Grijalba’s deportation hearings are scheduled to conclude this spring; the witness list, according to sources familiar with the case, included several former U.S. military and CIA officials. When Mother Jones sought access to the hearings, the immigration judge ordered the proceedings closed. The Justice Department has not responded to a Freedom of Information Act request for information related to the case. Grijalba, through his immigration attorney, declined to be interviewed.
For now, Grijalba remains at the Krome Detention Center in western Miami-Dade County—dusty, flat territory where the housing developments peter out and signs for swamp tours and the Miccosukee Indian casino beckon along a narrow highway. If it weren’t for the concertina wire atop the chain-link fence, Krome could pass for an elementary school from the mid-20th century, a low-rise complex of cream-colored cinder block and turquoise trim, flanked by perfunctory green lawns and a large American flag.
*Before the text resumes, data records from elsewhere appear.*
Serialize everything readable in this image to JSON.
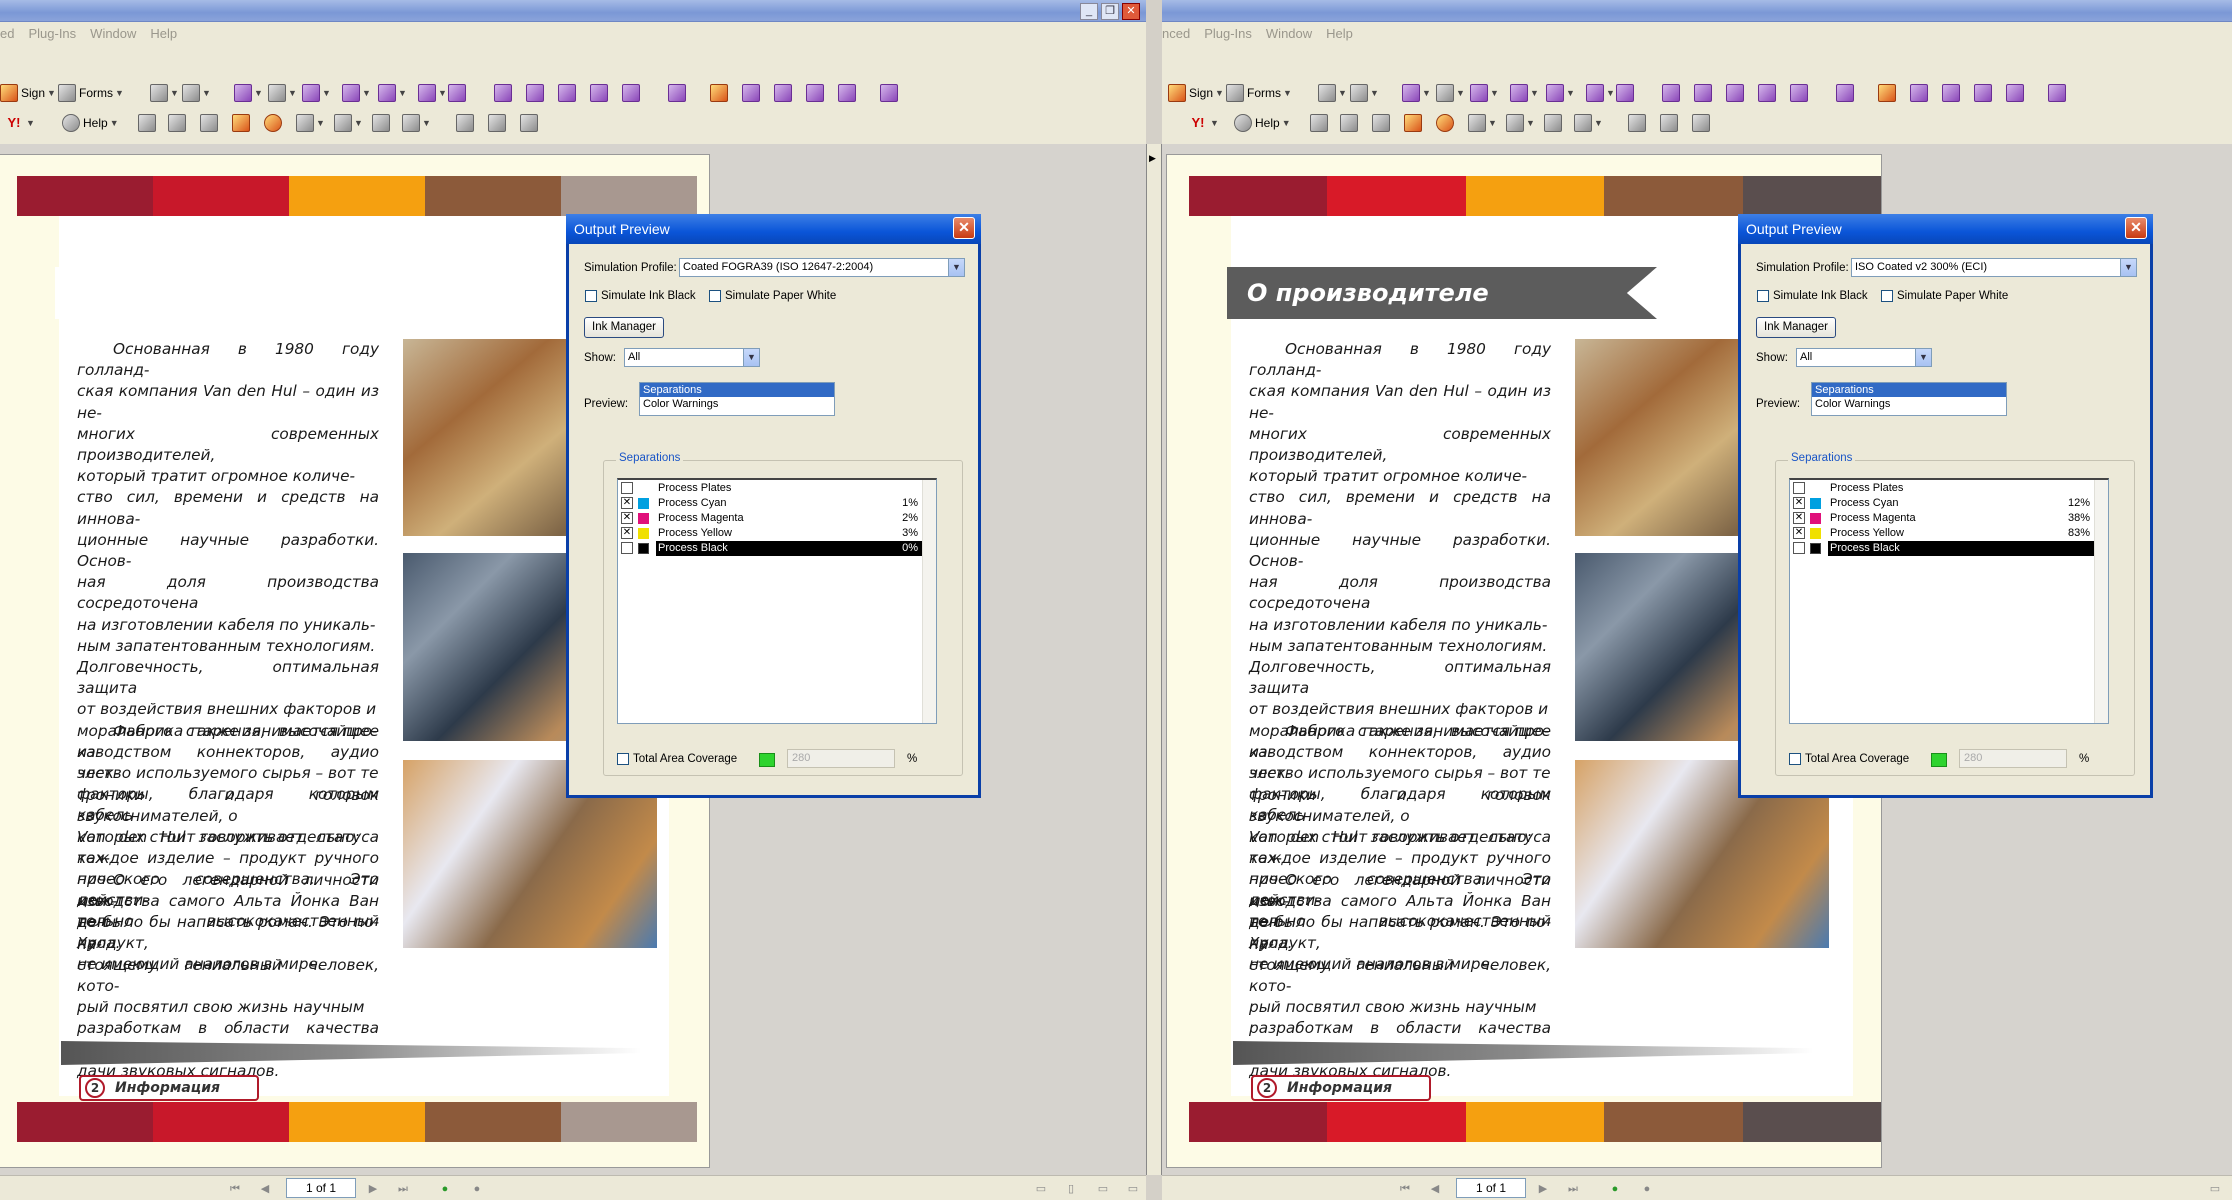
{
  "window_controls": {
    "minimize": "_",
    "restore": "❐",
    "close": "✕"
  },
  "left": {
    "menu": [
      "ed",
      "Plug-Ins",
      "Window",
      "Help"
    ],
    "toolbar": {
      "sign": "Sign",
      "forms": "Forms",
      "help": "Help"
    },
    "heading": "",
    "dialog": {
      "title": "Output Preview",
      "simulation_profile_label": "Simulation Profile:",
      "simulation_profile_value": "Coated FOGRA39 (ISO 12647-2:2004)",
      "simulate_ink_black": "Simulate Ink Black",
      "simulate_paper_white": "Simulate Paper White",
      "ink_manager": "Ink Manager",
      "show_label": "Show:",
      "show_value": "All",
      "preview_label": "Preview:",
      "preview_options": [
        "Separations",
        "Color Warnings"
      ],
      "separations_group": "Separations",
      "separations": [
        {
          "name": "Process Plates",
          "percent": "",
          "color": "",
          "checked": false
        },
        {
          "name": "Process Cyan",
          "percent": "1%",
          "color": "#00a0e0",
          "checked": true
        },
        {
          "name": "Process Magenta",
          "percent": "2%",
          "color": "#e0107a",
          "checked": true
        },
        {
          "name": "Process Yellow",
          "percent": "3%",
          "color": "#f0e000",
          "checked": true
        },
        {
          "name": "Process Black",
          "percent": "0%",
          "color": "#000000",
          "checked": false
        }
      ],
      "total_area_coverage": "Total Area Coverage",
      "tac_value": "280",
      "percent_sign": "%"
    },
    "status": {
      "page": "1 of 1"
    }
  },
  "right": {
    "menu": [
      "nced",
      "Plug-Ins",
      "Window",
      "Help"
    ],
    "toolbar": {
      "sign": "Sign",
      "forms": "Forms",
      "help": "Help"
    },
    "heading": "О производителе",
    "dialog": {
      "title": "Output Preview",
      "simulation_profile_label": "Simulation Profile:",
      "simulation_profile_value": "ISO Coated v2 300% (ECI)",
      "simulate_ink_black": "Simulate Ink Black",
      "simulate_paper_white": "Simulate Paper White",
      "ink_manager": "Ink Manager",
      "show_label": "Show:",
      "show_value": "All",
      "preview_label": "Preview:",
      "preview_options": [
        "Separations",
        "Color Warnings"
      ],
      "separations_group": "Separations",
      "separations": [
        {
          "name": "Process Plates",
          "percent": "",
          "color": "",
          "checked": false
        },
        {
          "name": "Process Cyan",
          "percent": "12%",
          "color": "#00a0e0",
          "checked": true
        },
        {
          "name": "Process Magenta",
          "percent": "38%",
          "color": "#e0107a",
          "checked": true
        },
        {
          "name": "Process Yellow",
          "percent": "83%",
          "color": "#f0e000",
          "checked": true
        },
        {
          "name": "Process Black",
          "percent": "",
          "color": "#000000",
          "checked": false
        }
      ],
      "total_area_coverage": "Total Area Coverage",
      "tac_value": "280",
      "percent_sign": "%"
    },
    "status": {
      "page": "1 of 1"
    }
  },
  "article": {
    "p1": "Основанная в 1980 году голланд-\nская компания Van den Hul – один из не-\nмногих современных производителей,\nкоторый тратит огромное количе-\nство сил, времени и средств на иннова-\nционные научные разработки. Основ-\nная доля производства сосредоточена\nна изготовлении кабеля по уникаль-\nным запатентованным технологиям.\nДолговечность, оптимальная защита\nот воздействия внешних факторов и\nморального старения, высочайшее ка-\nчество используемого сырья – вот те\nфакторы, благодаря которым кабель\nVan den Hul заслуживает статуса тех-\nнического совершенства. Это действи-\nтельно высококачественный продукт,\nне имеющий аналогов в мире.",
    "p2": "Фабрика также занимается про-\nизводством коннекторов, аудио элек-\nтроники и головок звукоснимателей, о\nкоторых стоит говорить отдельно:\nкаждое изделие – продукт ручного про-\nизводства самого Альта Йонка Ван ден\nХула.",
    "p3": "О его легендарной личности мож-\nно было бы написать роман. Это по-на-\nстоящему гениальный человек, кото-\nрый посвятил свою жизнь научным\nразработкам в области качества пере-\nдачи звуковых сигналов."
  },
  "footer": {
    "page_number": "2",
    "section": "Информация"
  },
  "colors": {
    "left_bars": [
      "#9a1c30",
      "#c8182a",
      "#f5a010",
      "#8c5a3a",
      "#a89890"
    ],
    "right_bars": [
      "#9a1c30",
      "#d81a28",
      "#f5a010",
      "#8c5a3a",
      "#5a4e4e"
    ],
    "accent": "#0a55d8"
  }
}
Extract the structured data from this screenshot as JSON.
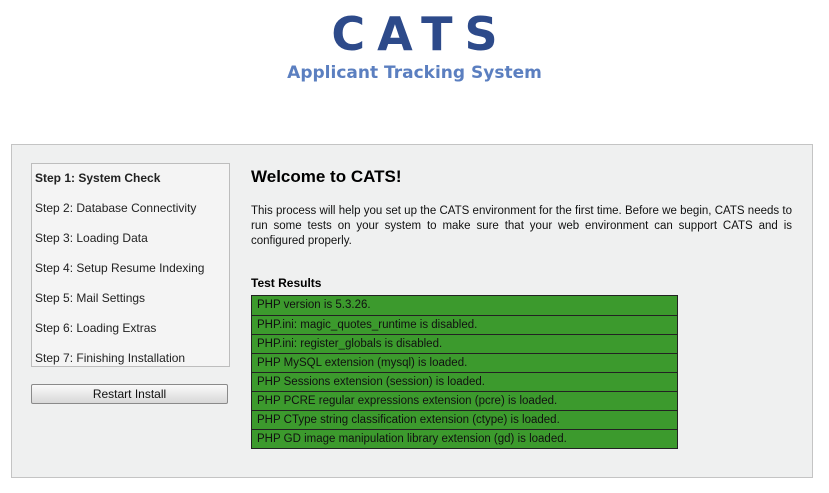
{
  "header": {
    "title": "CATS",
    "subtitle": "Applicant Tracking System"
  },
  "steps": [
    {
      "label": "Step 1: System Check",
      "current": true
    },
    {
      "label": "Step 2: Database Connectivity",
      "current": false
    },
    {
      "label": "Step 3: Loading Data",
      "current": false
    },
    {
      "label": "Step 4: Setup Resume Indexing",
      "current": false
    },
    {
      "label": "Step 5: Mail Settings",
      "current": false
    },
    {
      "label": "Step 6: Loading Extras",
      "current": false
    },
    {
      "label": "Step 7: Finishing Installation",
      "current": false
    }
  ],
  "restart_button": "Restart Install",
  "main": {
    "heading": "Welcome to CATS!",
    "intro": "This process will help you set up the CATS environment for the first time. Before we begin, CATS needs to run some tests on your system to make sure that your web environment can support CATS and is configured properly.",
    "results_title": "Test Results",
    "results": [
      "PHP version is 5.3.26.",
      "PHP.ini: magic_quotes_runtime is disabled.",
      "PHP.ini: register_globals is disabled.",
      "PHP MySQL extension (mysql) is loaded.",
      "PHP Sessions extension (session) is loaded.",
      "PHP PCRE regular expressions extension (pcre) is loaded.",
      "PHP CType string classification extension (ctype) is loaded.",
      "PHP GD image manipulation library extension (gd) is loaded."
    ]
  },
  "colors": {
    "logo": "#2d4a8a",
    "subtitle": "#5b7fc0",
    "panel_bg": "#eff0f0",
    "test_pass": "#3c9a2d"
  }
}
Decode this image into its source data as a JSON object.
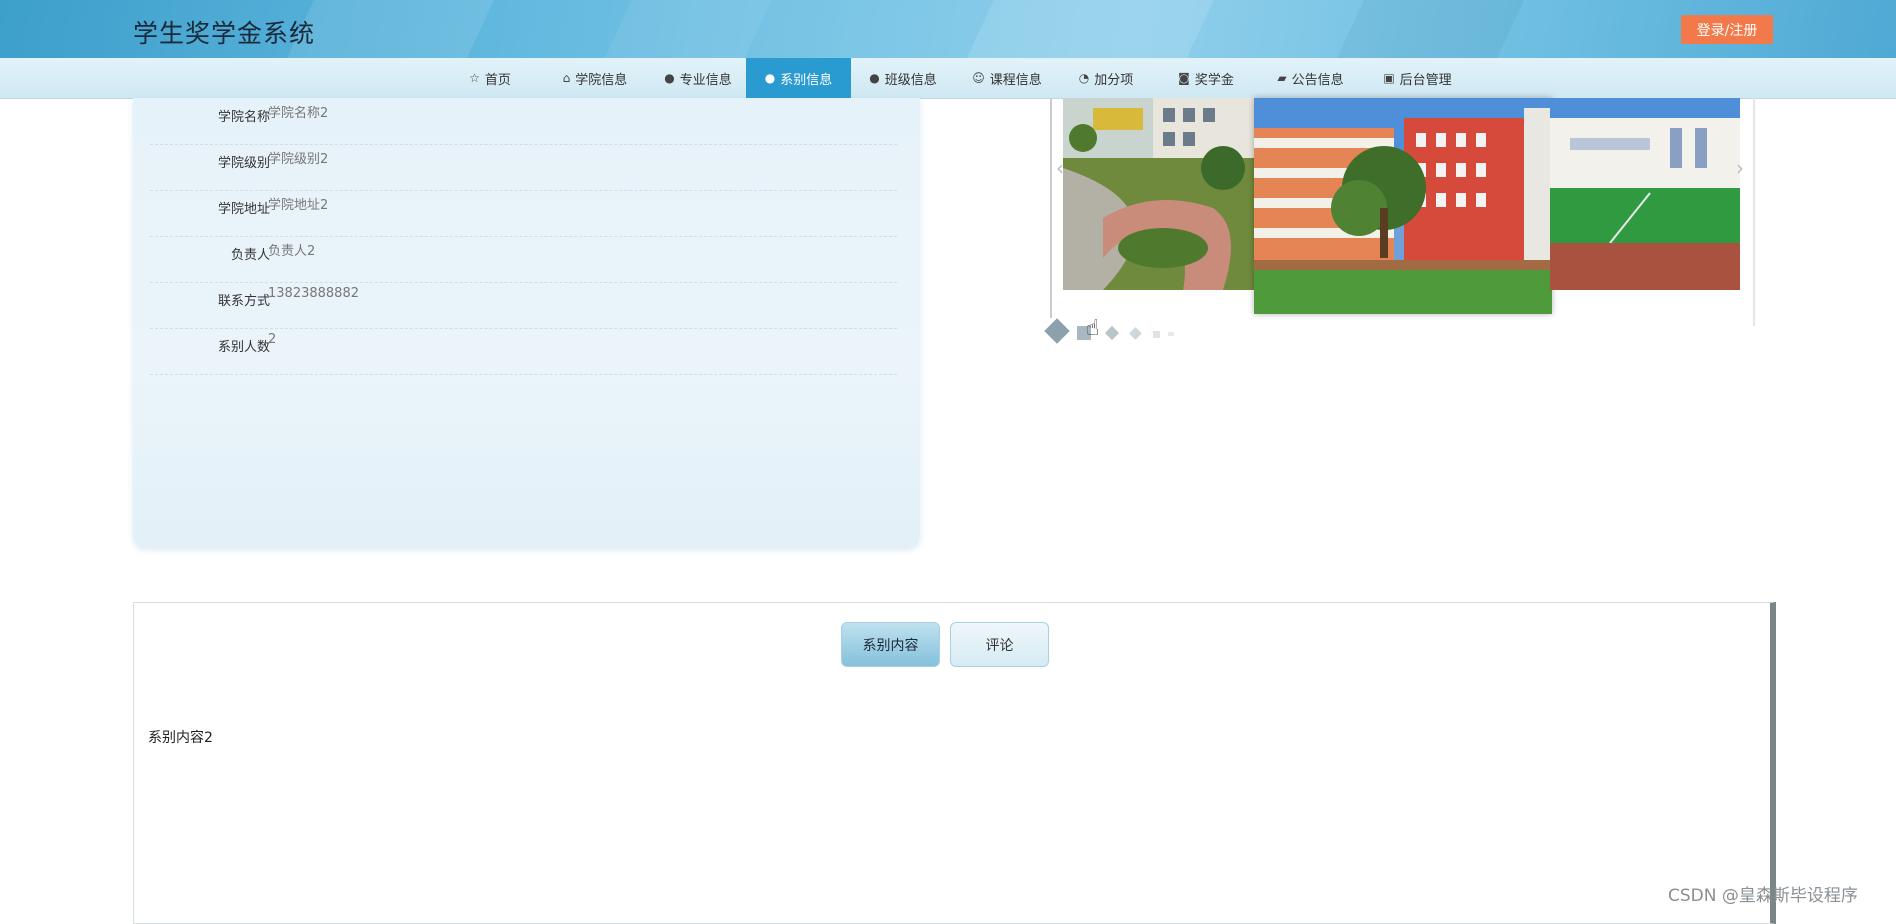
{
  "header": {
    "title": "学生奖学金系统",
    "login_label": "登录/注册",
    "accent": "#f27a4a"
  },
  "nav": {
    "active_color": "#2a9bd0",
    "items": [
      {
        "icon": "star-icon",
        "glyph": "☆",
        "label": "首页"
      },
      {
        "icon": "building-icon",
        "glyph": "⌂",
        "label": "学院信息"
      },
      {
        "icon": "info-circle-icon",
        "glyph": "●",
        "label": "专业信息"
      },
      {
        "icon": "question-circle-icon",
        "glyph": "●",
        "label": "系别信息"
      },
      {
        "icon": "info-icon",
        "glyph": "●",
        "label": "班级信息"
      },
      {
        "icon": "smile-icon",
        "glyph": "☺",
        "label": "课程信息"
      },
      {
        "icon": "dashboard-icon",
        "glyph": "◔",
        "label": "加分项"
      },
      {
        "icon": "camera-icon",
        "glyph": "◙",
        "label": "奖学金"
      },
      {
        "icon": "car-icon",
        "glyph": "▰",
        "label": "公告信息"
      },
      {
        "icon": "gift-icon",
        "glyph": "▣",
        "label": "后台管理"
      }
    ]
  },
  "detail": {
    "fields": [
      {
        "label": "学院名称",
        "value": "学院名称2"
      },
      {
        "label": "学院级别",
        "value": "学院级别2"
      },
      {
        "label": "学院地址",
        "value": "学院地址2"
      },
      {
        "label": "负责人",
        "value": "负责人2"
      },
      {
        "label": "联系方式",
        "value": "13823888882"
      },
      {
        "label": "系别人数",
        "value": "2"
      }
    ]
  },
  "carousel": {
    "prev_glyph": "‹",
    "next_glyph": "›",
    "active_index": 0,
    "dot_count": 6
  },
  "tabs": {
    "items": [
      {
        "label": "系别内容",
        "active": true
      },
      {
        "label": "评论",
        "active": false
      }
    ],
    "content": "系别内容2"
  },
  "watermark": "CSDN @皇森斯毕设程序"
}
Inside are cramped courtrooms, and it was in one of those small chambers that Oscar Reyes saw Juan Lopez Grijalba for the third time, this past January.
Reyes had come to testify at Grijalba’s deportation hearing, in support of the INS’s contention that Grijalba should be sent back to Honduras. For close to two hours he told his tale, sitting in a chair just a few feet away from Grijalba; at one point the translator—who wasn’t occupied because Reyes spoke in English—began to cry. Grijalba “was very tranquil,” Reyes says. “Sometimes I saw him looking at me. He’s older now, with gray hair. He was wearing jeans and a red-and-blue shirt, plain clothes. He’s lost weight. In uniform they are big guys, arrogant, but now he was humble.”